Celebrate The Hispanic Heritage Month, September 15 - October 15
In the beginning it was the National Hispanic Heritage Week which was proclaimed by Lyndon B. Johnson president, in September 1968. The event was expanded to a month-long celebration (September 15-October 15) in 1989 by the Congress.
Why September 15? Because it's the anniversary of independence of five Latin American countries: Costa Rica, El Salvador, Guatemala, Honduras and Nicaragua. On September 16, respectively September 18, Mexico and Chile also celebrate their independence days. We should not forget about the Columbus Day which is on October 2.
The Present and The Future
Today there are about 56 million Hispanic people in the United States. This means that the Hispanic population is the nation's largest ethnic or racial minority. Between 2014 and 2015 the Hispanic population increased with 2,2%. According to a simple projection, in 2060 there will be 119 million Hispanic people in U.S.

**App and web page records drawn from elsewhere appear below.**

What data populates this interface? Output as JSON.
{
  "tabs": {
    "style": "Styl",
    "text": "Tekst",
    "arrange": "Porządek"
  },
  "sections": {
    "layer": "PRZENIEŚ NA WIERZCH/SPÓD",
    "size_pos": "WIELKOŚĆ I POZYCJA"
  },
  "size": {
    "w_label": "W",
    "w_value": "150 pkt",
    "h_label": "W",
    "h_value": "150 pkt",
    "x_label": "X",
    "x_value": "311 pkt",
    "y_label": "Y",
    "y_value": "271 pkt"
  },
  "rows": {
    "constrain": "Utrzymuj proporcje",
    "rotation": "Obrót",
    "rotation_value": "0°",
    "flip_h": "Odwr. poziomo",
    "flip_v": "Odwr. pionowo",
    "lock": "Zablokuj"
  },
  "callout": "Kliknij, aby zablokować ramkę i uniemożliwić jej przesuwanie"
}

During the Hispanic Heritage Month we celebrate the heritage and culture of the Hispanic and Latino Americans, by recognizing their important contributions that they are bringing to U.S. They had and still have a positive influence on our country through their values and principles regarding traditions, family, faith, hard work and service.
The Hispanic or Latino term, refers to Puerto Rican, South or Central American or other Spanish culture or origin regardless of race. On the 2010 Census form, people of Spanish, Hispanic and Latino origin could identify themselves as Mexican, Mexican American, Chicano, Puerto Rican, Cuban or "another Hispanic, Latino, or Spanish origin."
Check out the events related to the Hispanic Heritage Month.